=== Begin Enclosure ===

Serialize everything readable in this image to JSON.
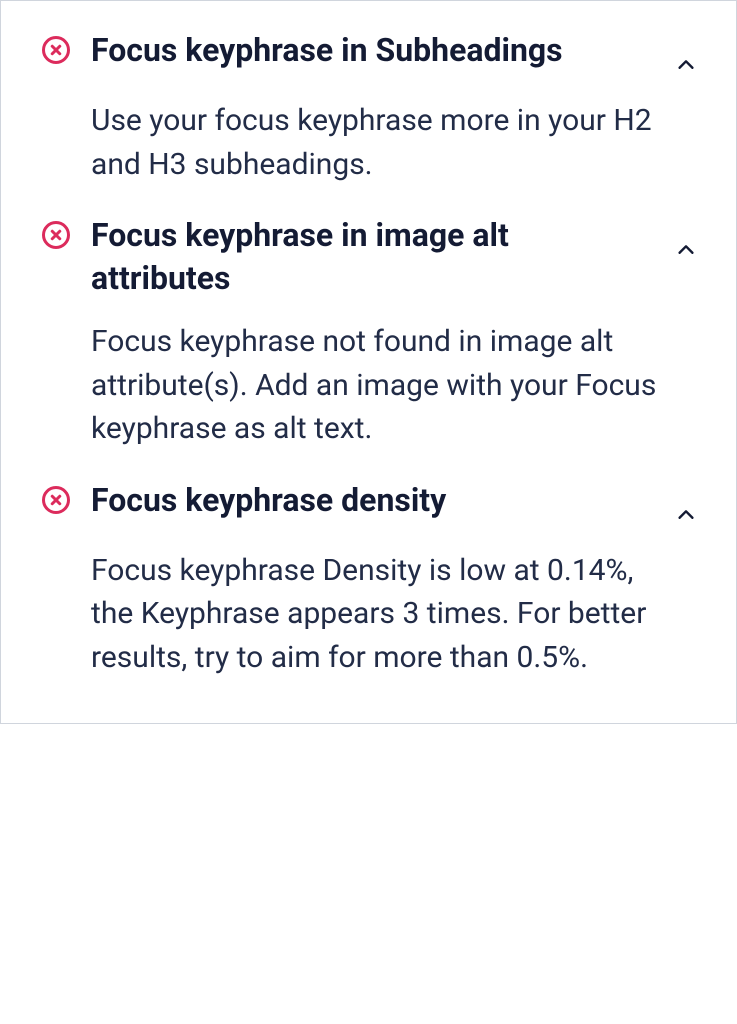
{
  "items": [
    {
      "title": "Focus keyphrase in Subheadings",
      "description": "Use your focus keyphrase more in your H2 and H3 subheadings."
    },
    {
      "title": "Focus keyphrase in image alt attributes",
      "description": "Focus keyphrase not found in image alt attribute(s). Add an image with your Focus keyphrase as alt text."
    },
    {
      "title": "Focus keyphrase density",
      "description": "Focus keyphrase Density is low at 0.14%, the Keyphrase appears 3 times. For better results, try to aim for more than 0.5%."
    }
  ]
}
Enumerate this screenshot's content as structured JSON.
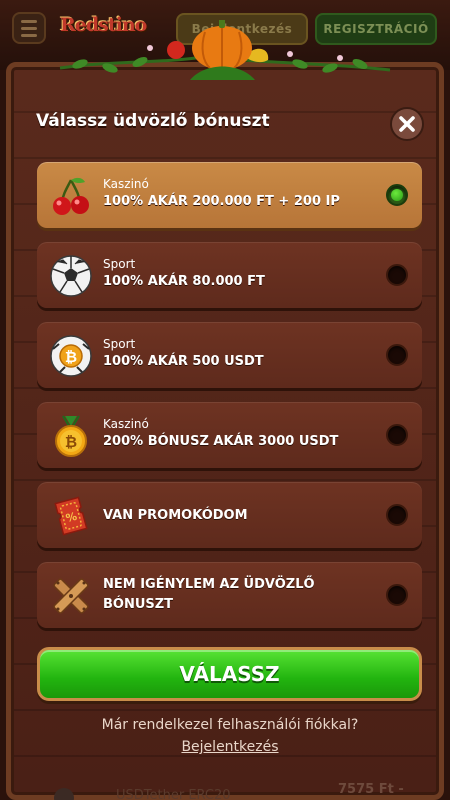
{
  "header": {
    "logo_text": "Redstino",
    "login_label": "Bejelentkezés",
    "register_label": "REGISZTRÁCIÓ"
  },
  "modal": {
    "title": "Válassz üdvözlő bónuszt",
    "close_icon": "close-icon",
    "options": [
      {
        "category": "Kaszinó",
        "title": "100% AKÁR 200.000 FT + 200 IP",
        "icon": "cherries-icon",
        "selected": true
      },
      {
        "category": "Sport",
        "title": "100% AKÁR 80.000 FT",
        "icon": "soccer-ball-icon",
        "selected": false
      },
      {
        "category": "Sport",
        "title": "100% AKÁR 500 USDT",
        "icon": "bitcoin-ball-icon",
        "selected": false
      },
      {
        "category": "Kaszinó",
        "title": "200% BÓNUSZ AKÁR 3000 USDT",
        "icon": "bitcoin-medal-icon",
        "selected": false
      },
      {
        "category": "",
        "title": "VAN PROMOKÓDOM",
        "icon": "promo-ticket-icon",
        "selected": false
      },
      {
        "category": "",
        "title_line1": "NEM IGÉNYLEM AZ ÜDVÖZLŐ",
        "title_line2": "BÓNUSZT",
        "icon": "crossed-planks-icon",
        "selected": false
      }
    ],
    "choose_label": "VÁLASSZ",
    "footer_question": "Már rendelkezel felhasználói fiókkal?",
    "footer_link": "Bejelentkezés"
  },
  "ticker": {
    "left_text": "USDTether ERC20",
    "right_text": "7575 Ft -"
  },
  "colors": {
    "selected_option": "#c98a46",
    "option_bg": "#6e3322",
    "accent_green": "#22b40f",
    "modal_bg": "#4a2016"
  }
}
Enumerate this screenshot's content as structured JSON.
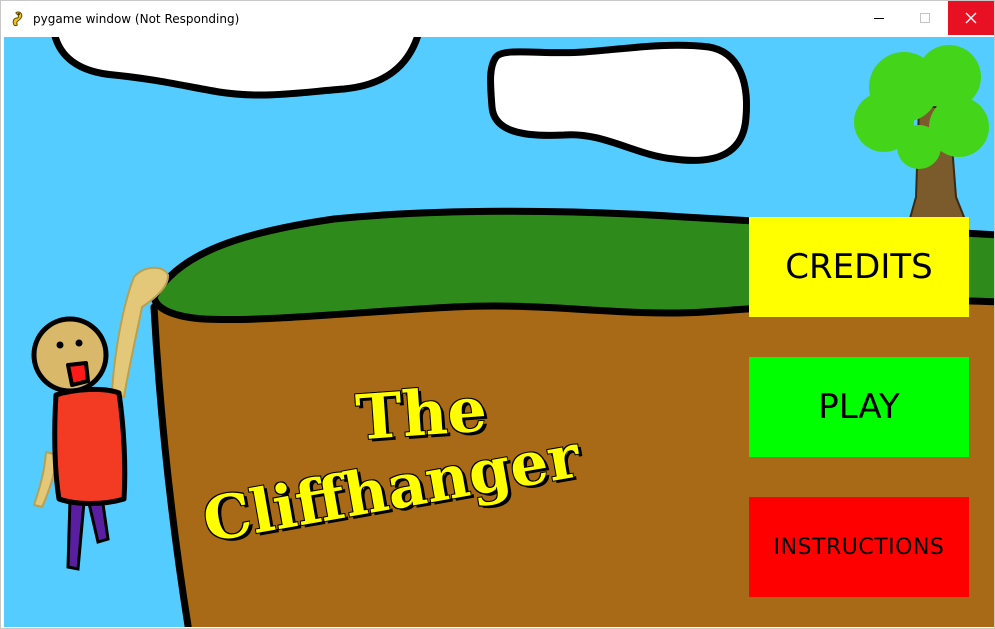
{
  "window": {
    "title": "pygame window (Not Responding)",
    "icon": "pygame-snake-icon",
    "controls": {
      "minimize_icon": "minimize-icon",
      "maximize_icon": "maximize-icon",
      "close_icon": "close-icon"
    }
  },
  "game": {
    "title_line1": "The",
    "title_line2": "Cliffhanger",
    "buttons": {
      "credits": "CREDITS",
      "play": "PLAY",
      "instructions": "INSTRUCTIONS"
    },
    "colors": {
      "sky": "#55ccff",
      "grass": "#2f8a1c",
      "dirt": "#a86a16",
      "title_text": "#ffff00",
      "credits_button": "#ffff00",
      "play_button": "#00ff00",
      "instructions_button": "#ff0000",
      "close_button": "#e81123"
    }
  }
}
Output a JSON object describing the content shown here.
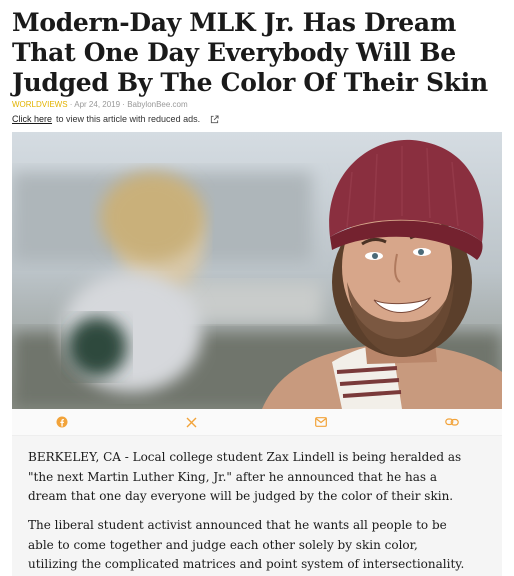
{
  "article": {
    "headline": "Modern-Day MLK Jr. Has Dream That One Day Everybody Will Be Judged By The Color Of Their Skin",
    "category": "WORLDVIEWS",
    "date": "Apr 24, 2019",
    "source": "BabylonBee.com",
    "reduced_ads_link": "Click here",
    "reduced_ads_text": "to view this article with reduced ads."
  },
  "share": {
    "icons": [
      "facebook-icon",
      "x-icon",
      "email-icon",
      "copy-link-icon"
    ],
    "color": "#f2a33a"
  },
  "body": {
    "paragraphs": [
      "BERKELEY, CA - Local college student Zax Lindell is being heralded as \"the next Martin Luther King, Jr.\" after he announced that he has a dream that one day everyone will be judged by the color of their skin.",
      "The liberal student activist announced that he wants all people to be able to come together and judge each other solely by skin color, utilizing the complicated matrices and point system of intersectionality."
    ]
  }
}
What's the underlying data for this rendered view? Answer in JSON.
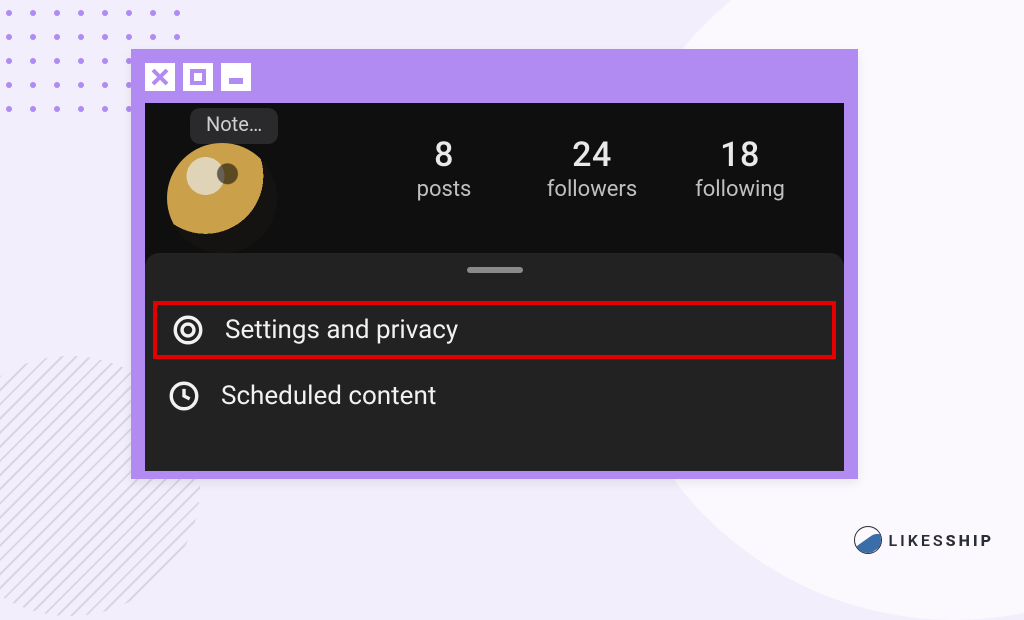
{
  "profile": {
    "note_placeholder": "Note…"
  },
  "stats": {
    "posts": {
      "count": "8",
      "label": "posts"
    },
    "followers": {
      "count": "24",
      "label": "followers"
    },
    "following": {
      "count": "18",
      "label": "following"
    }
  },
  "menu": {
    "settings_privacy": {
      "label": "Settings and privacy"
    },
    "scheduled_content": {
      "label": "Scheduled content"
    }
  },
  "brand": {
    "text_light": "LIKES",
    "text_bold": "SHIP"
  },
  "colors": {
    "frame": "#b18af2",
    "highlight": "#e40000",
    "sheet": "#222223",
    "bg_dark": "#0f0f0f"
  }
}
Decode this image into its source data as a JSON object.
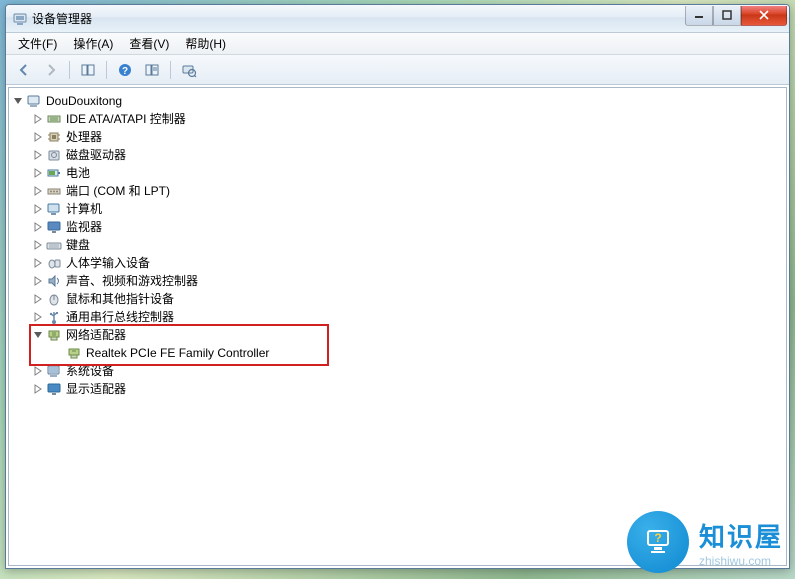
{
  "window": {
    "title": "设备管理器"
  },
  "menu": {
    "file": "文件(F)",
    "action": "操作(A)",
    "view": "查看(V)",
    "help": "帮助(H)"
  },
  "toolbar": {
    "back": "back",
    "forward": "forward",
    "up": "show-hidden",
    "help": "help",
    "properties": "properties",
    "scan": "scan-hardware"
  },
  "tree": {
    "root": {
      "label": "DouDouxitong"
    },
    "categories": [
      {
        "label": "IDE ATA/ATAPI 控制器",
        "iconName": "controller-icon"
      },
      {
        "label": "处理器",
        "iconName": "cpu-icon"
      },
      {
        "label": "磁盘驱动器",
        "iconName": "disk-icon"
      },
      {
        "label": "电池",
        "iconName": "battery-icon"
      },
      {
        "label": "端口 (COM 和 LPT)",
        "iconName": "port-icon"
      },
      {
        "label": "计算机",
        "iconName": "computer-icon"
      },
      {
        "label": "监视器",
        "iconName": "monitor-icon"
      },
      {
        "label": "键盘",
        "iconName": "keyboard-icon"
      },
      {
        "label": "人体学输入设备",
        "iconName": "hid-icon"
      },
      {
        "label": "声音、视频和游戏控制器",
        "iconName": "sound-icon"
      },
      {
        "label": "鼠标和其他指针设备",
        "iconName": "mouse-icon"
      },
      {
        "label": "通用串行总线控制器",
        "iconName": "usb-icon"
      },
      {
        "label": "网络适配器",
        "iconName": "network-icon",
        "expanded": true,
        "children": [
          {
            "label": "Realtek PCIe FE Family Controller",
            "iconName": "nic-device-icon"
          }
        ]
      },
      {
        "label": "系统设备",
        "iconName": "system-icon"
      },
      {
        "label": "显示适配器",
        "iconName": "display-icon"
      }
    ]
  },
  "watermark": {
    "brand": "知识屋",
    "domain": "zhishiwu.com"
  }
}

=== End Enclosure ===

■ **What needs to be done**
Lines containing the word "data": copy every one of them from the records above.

■ **Answer to this exercise**
What's the underlying data for this rendered view? Answer in JSON.
Decode this image into its source data as a JSON object.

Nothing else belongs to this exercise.